True, Bagratuni is, as James H. North pointed out in a perceptive review of his first Ongaku release, "a singer rather than a virtuoso" (19:6). And in both works, he foregrounds the approachable melodic content with his supple and effusive (but always firmly focused) lyricism: Indeed, the soaring finale of the Prokofiev is nearly worth the price of the disc itself. But while this requires curtailing the modernist elements (not to mention the irony) of the Shostakovich, Bagratuni (in contrast to Mørk) doesn't entirely skirt its more disturbing qualities either: The second movement may not be quite as manic as it sometimes is, but the weighty readings of the A sections have plenty of relentless drive, and the hallucinatory colors of the central panel are given their due.
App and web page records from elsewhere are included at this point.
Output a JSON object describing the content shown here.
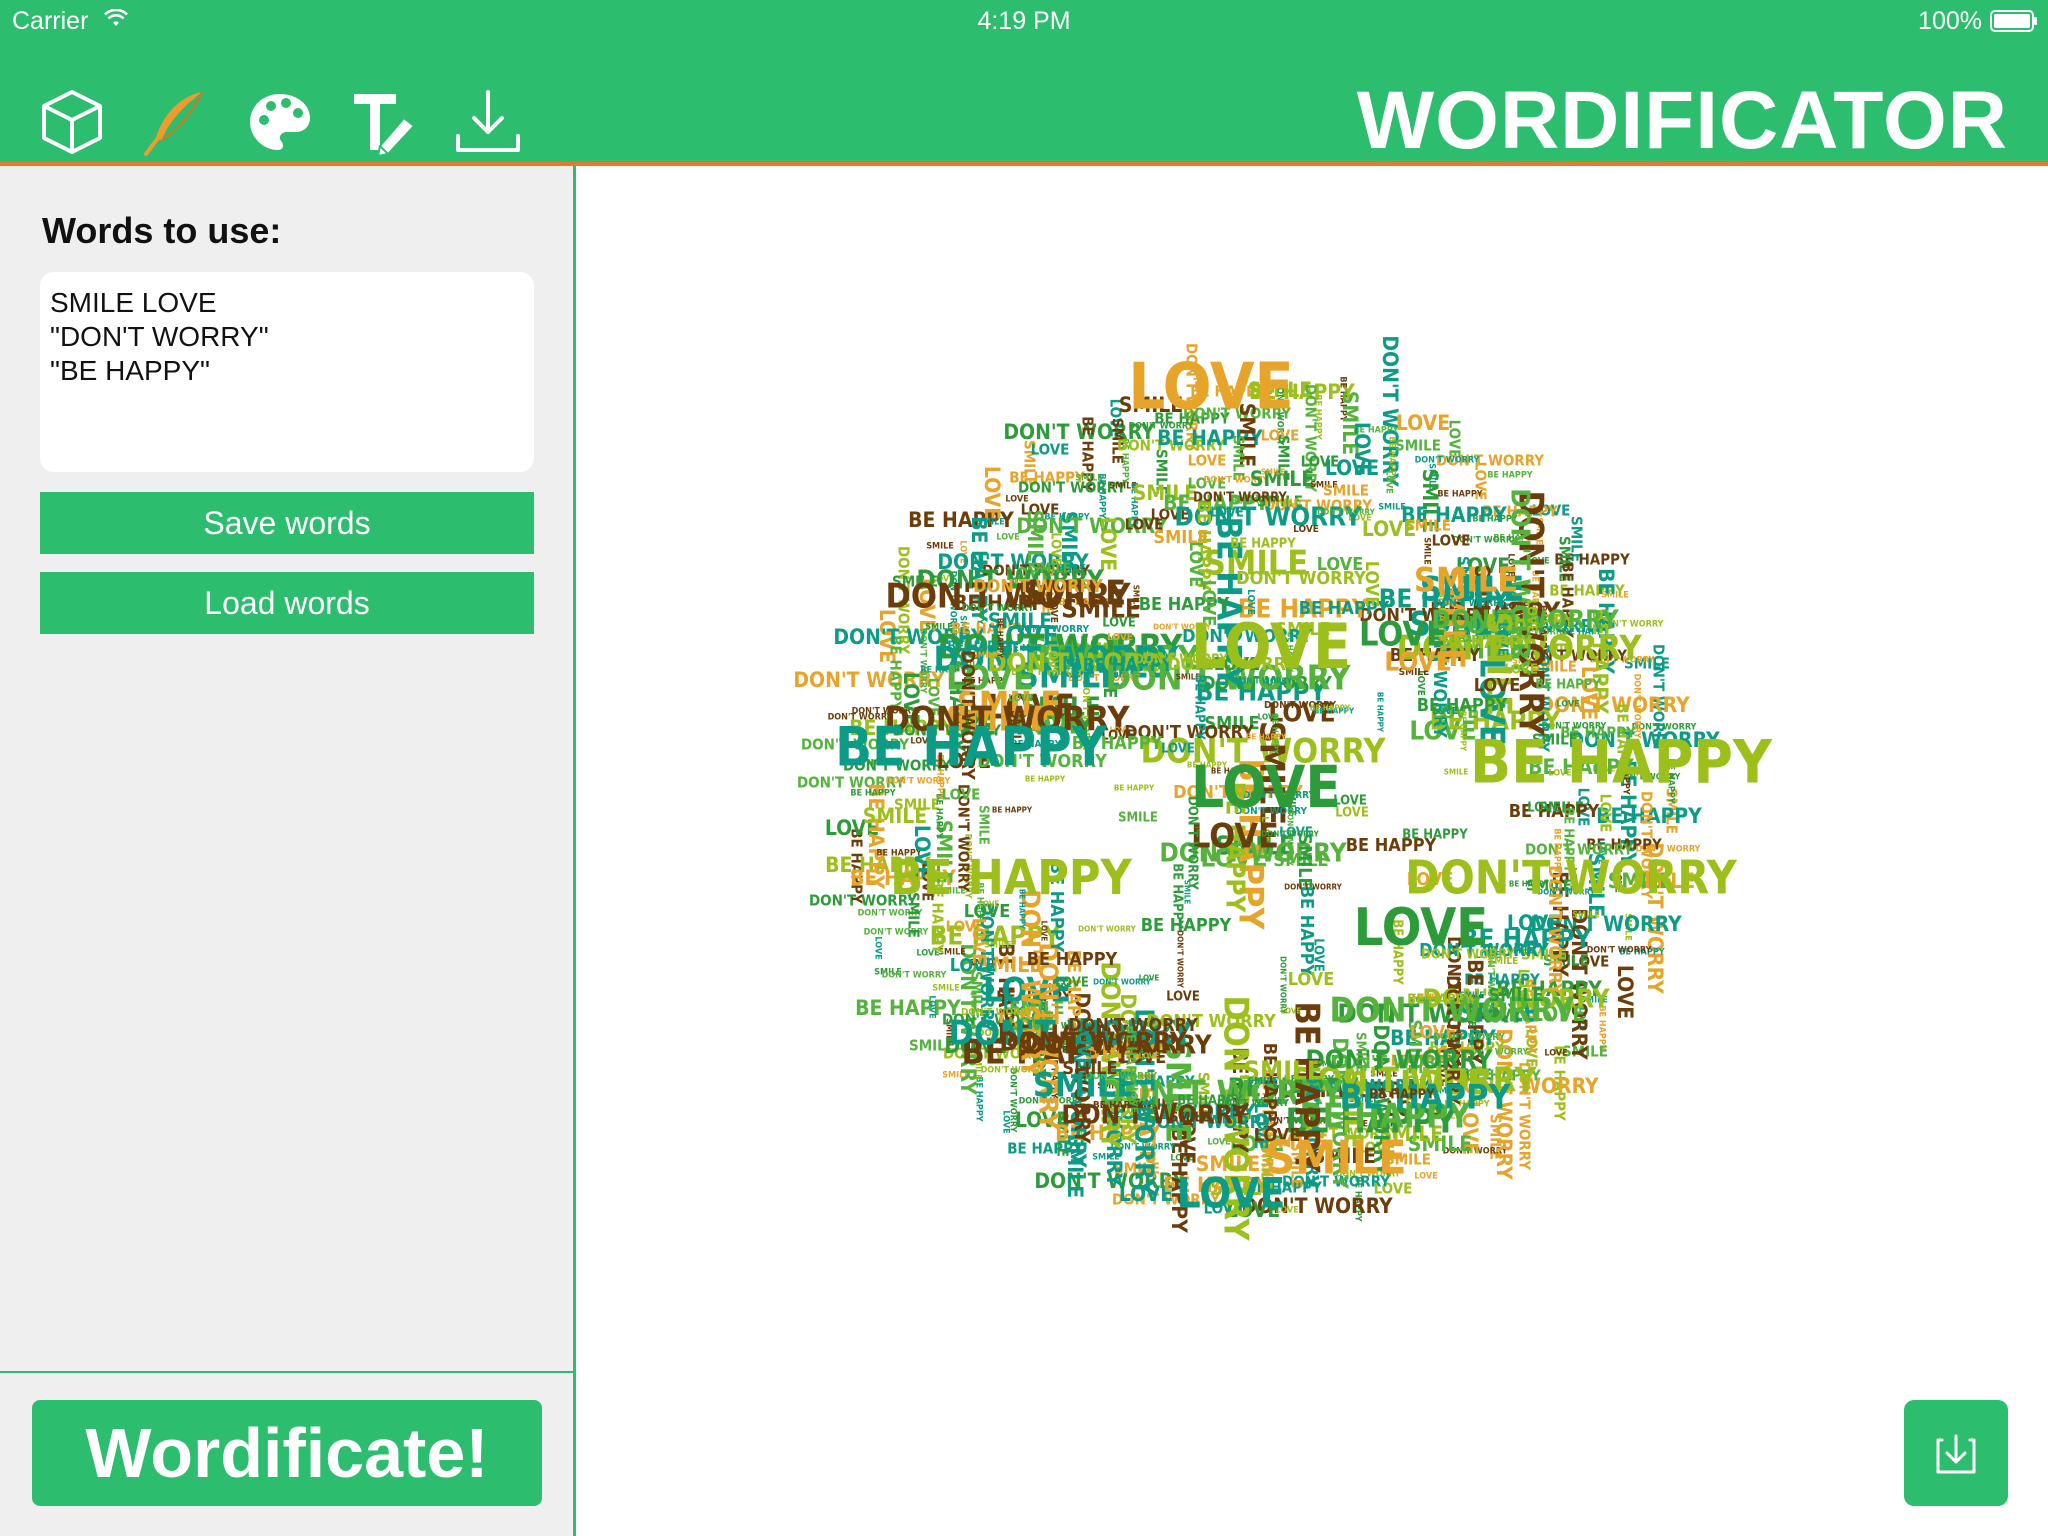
{
  "status_bar": {
    "carrier": "Carrier",
    "time": "4:19 PM",
    "battery": "100%"
  },
  "header": {
    "title": "WORDIFICATOR",
    "toolbar": [
      "cube-icon",
      "feather-icon",
      "palette-icon",
      "text-edit-icon",
      "download-icon"
    ],
    "colors": {
      "bar": "#2dbd6e",
      "underline": "#e57a2a"
    }
  },
  "sidebar": {
    "words_label": "Words to use:",
    "words_value": "SMILE LOVE\n\"DON'T WORRY\"\n\"BE HAPPY\"",
    "save_label": "Save words",
    "load_label": "Load words",
    "wordificate_label": "Wordificate!"
  },
  "canvas": {
    "download_icon": "download-icon",
    "word_cloud": {
      "shape": "smiley-face",
      "words": [
        "SMILE",
        "LOVE",
        "DON'T WORRY",
        "BE HAPPY"
      ],
      "colors": [
        "#0c9b85",
        "#9dbf1c",
        "#e6a52a",
        "#6b3d0b",
        "#55b33d",
        "#2e9b3a"
      ]
    }
  }
}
He has a responsive partner in Adrian Oetiker (currently teaching at the Basel Conservatory): Note how well they balance the contrasting colors and articulations of the enigmatic episode that closes the first movement of the Shostakovich. And while the confusion of poet Mayakovsky and composer Miaskovsky is only the first of many errors plaguing the notes (or their translations—it's hard to assign blame when the Russian-language originals aren't provided), the most important aspect of the production—the recorded sound—is unimpeachable. In sum, these are not the sort of interpretations that challenge your understanding of the music. But if you're looking for honest and unpretentious performances of this repertoire that will wear well, they most definitely merit your attention.